Report every line of the records that contains the word "connection".

+-------+

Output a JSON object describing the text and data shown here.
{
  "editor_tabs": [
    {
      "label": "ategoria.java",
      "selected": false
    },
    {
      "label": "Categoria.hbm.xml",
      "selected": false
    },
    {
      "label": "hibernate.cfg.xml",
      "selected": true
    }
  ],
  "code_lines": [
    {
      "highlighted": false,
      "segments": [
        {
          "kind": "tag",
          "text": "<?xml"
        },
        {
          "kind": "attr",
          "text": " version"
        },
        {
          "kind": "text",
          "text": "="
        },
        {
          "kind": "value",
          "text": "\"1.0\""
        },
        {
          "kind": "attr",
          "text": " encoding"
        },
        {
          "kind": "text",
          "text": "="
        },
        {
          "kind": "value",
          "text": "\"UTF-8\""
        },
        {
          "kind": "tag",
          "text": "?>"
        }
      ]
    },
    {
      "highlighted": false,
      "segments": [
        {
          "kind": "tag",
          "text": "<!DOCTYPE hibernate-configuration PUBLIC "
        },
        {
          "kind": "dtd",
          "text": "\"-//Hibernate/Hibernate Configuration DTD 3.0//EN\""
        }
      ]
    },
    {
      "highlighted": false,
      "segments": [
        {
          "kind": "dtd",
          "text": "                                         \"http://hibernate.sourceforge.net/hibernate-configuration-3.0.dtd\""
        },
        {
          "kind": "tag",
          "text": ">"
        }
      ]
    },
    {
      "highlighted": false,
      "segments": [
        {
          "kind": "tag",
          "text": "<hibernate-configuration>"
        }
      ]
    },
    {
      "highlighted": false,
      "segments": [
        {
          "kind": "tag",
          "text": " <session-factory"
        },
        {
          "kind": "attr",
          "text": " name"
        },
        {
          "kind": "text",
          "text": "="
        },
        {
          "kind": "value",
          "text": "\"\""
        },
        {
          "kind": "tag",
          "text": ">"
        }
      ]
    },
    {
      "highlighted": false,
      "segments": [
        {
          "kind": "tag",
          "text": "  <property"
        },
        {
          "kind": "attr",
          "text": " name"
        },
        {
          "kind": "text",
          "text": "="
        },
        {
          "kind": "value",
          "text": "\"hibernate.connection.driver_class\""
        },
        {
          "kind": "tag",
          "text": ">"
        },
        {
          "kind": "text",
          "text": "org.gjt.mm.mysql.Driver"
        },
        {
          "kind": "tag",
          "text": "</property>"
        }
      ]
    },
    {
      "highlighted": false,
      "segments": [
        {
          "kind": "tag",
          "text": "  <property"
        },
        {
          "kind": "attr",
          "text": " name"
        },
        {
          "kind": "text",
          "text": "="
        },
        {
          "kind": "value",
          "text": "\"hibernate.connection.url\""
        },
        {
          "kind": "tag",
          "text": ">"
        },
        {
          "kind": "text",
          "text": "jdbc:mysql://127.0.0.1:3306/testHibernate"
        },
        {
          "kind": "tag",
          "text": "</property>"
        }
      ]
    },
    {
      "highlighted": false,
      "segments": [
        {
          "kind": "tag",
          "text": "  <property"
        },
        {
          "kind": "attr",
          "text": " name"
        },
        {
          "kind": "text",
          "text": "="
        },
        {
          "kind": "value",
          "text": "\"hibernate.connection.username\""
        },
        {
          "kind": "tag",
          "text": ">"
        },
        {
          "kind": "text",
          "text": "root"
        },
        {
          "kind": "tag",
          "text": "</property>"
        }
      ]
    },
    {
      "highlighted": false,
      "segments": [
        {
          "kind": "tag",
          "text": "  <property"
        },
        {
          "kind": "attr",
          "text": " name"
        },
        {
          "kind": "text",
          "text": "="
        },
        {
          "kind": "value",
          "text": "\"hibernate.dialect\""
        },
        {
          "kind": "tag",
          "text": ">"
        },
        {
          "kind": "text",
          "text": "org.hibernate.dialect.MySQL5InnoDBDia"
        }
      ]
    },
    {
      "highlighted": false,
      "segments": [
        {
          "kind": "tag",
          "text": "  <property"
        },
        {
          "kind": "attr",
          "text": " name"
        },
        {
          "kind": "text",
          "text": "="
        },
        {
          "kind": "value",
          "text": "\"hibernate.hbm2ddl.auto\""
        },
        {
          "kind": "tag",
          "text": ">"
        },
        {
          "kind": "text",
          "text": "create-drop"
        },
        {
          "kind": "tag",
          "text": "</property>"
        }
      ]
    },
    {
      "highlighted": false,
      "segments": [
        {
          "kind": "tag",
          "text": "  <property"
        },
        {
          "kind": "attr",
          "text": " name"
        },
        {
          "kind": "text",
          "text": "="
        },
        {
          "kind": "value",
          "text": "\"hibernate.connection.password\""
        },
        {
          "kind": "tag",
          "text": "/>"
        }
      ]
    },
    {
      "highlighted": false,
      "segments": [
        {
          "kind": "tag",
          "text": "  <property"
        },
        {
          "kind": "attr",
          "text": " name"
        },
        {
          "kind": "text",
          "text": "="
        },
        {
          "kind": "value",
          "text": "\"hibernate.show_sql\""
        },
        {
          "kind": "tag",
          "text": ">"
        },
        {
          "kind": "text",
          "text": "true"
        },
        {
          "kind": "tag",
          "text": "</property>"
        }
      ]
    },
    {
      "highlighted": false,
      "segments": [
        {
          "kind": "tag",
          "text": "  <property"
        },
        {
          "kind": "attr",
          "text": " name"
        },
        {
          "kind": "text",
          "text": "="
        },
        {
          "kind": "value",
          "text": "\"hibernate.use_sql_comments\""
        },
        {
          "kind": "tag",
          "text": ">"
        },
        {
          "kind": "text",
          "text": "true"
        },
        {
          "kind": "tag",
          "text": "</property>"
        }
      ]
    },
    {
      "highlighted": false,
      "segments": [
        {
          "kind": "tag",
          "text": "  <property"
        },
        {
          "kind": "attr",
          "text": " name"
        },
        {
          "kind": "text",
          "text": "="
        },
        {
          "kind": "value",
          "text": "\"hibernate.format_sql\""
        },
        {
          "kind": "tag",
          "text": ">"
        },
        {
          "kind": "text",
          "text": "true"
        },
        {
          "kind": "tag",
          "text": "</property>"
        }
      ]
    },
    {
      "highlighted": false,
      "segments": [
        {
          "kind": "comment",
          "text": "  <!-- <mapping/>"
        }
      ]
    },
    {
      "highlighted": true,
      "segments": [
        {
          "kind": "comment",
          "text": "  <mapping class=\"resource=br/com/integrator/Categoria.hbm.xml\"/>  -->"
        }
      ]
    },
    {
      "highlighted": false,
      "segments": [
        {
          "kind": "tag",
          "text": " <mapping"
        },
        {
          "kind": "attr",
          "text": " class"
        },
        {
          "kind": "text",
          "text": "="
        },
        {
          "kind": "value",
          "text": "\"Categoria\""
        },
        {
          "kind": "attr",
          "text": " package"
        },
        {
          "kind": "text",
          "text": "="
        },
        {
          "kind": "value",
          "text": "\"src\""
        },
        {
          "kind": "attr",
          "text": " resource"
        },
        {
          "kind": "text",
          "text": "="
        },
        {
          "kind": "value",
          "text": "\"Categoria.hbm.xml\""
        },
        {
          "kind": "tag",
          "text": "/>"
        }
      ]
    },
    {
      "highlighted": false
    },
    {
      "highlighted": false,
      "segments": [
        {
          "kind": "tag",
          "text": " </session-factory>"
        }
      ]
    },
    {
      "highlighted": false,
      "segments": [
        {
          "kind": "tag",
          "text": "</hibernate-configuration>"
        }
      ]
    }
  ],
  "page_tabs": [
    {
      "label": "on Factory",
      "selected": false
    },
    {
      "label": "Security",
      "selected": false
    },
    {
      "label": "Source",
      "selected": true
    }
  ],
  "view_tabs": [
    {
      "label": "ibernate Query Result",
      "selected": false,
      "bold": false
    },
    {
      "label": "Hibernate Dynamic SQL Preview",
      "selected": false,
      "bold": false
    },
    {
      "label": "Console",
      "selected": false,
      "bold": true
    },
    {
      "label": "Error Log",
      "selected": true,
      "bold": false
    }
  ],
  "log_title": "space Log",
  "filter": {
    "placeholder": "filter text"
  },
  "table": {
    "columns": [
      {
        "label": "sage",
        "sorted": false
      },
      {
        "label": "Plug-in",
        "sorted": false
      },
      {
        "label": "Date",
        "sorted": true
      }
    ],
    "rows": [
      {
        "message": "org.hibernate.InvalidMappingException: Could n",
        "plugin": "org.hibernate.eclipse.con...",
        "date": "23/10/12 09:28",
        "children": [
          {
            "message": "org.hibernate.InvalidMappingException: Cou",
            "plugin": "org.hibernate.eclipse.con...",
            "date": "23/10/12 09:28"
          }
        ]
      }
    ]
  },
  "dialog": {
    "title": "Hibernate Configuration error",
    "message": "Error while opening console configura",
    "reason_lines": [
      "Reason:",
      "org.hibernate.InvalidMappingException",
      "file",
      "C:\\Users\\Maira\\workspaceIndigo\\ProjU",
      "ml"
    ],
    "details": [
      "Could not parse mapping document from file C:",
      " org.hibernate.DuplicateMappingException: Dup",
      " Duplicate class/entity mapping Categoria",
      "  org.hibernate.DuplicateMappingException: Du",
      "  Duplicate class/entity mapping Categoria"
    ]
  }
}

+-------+

#### Answer box
          "text": "\"hibernate.connection.driver_class\""
          "text": "\"hibernate.connection.url\""
          "text": "\"hibernate.connection.username\""
          "text": "\"hibernate.connection.password\""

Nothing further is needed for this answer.